Most of Big Finish’s audio lines star the original series actors. However, with David McCallum in the US working on NCIS and Joanna Lumley busy working on other projects, David Warner and Susannah Harker have stepped into the titular roles for the Sapphire & Steel range, joined by Big Finish regular Mark Gatiss as Gold.
The British cult show ran for only six “assignments” from 1979 through 1982. A series of so-called elementals (several of whom are not actually named after elements) work as operatives who investigate vaguely-defined “irregularities” – mostly breakdowns in linear time. It is suggested that Time itself is alive and malignant, always attempting to break free. Who assigns operatives and what dimension or planet the characters come from is never explained.
When the very late commuter train is replaced with a steam engine, book dealer and train aficionado Phillip Burgess is happy to step aboard. At first his only companions are the elegantly dressed woman who seems very interested in his book, the abrupt man who keeps asking him questions, and the little girl who keeps singing, “This is a choo-choo train, puffing down the track…”
Every now and then the train makes a stop and takes on more passengers, although the station name can never be seen in the fog. According to Sapphire, each compartment of the train is set in another year. According to Steel, each of the new passengers has the same secret. And according to Phillip Burgess’ new book, everything happening has already been written.
Sapphire and Steel adapts well to the audio medium. The ghost story feel and creep factor rise when not encumbered by special effects that date over time. Limited to two hours and without the leads being able to stare meaningfully and silently into space for much of an episode, the pacing moves steadily.
Harker and Warner are playing the characters as older and more experienced than they seemed on TV. They are a comfortable, established team, confident in their own abilities and each other. Sapphire has become fonder of humanity (rather in the manner of a cherished pet). 20 years of feminism later, she is also more proactive – more likely to argue with Steel and less likely to quietly accept his orders. Steel has become more irascible towards humans – where Sapphire finds them amusing, he finds them a bit disgusting and barely tries to hide it – and he has become more reliant upon Sapphire. But they are still recognisably the characters from TV.
Lyons has thrown in a self-referential in-joke by referencing TV tie-ins. And get used to the “choo-choo” train soundbite; it’s going to show up in quite a few of the sequels. Still, The Passenger is an excellent story – a good extension of the show for its fans, and a solid standalone introduction to the universe to new listeners. Big Finish needed a good start to launch this series, and they knocked it out of the park on the first try.

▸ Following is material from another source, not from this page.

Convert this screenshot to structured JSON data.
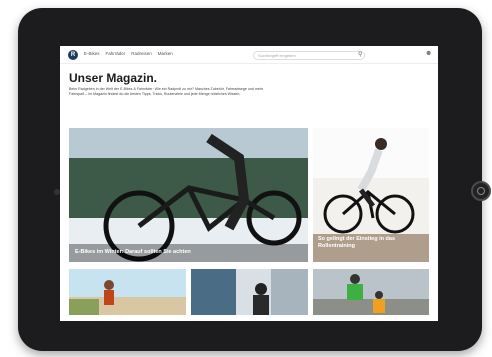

The Passenger (by Steve Lyons; starring David Warner, Susannah Harker) was released by Big Finish Productions in May 2005.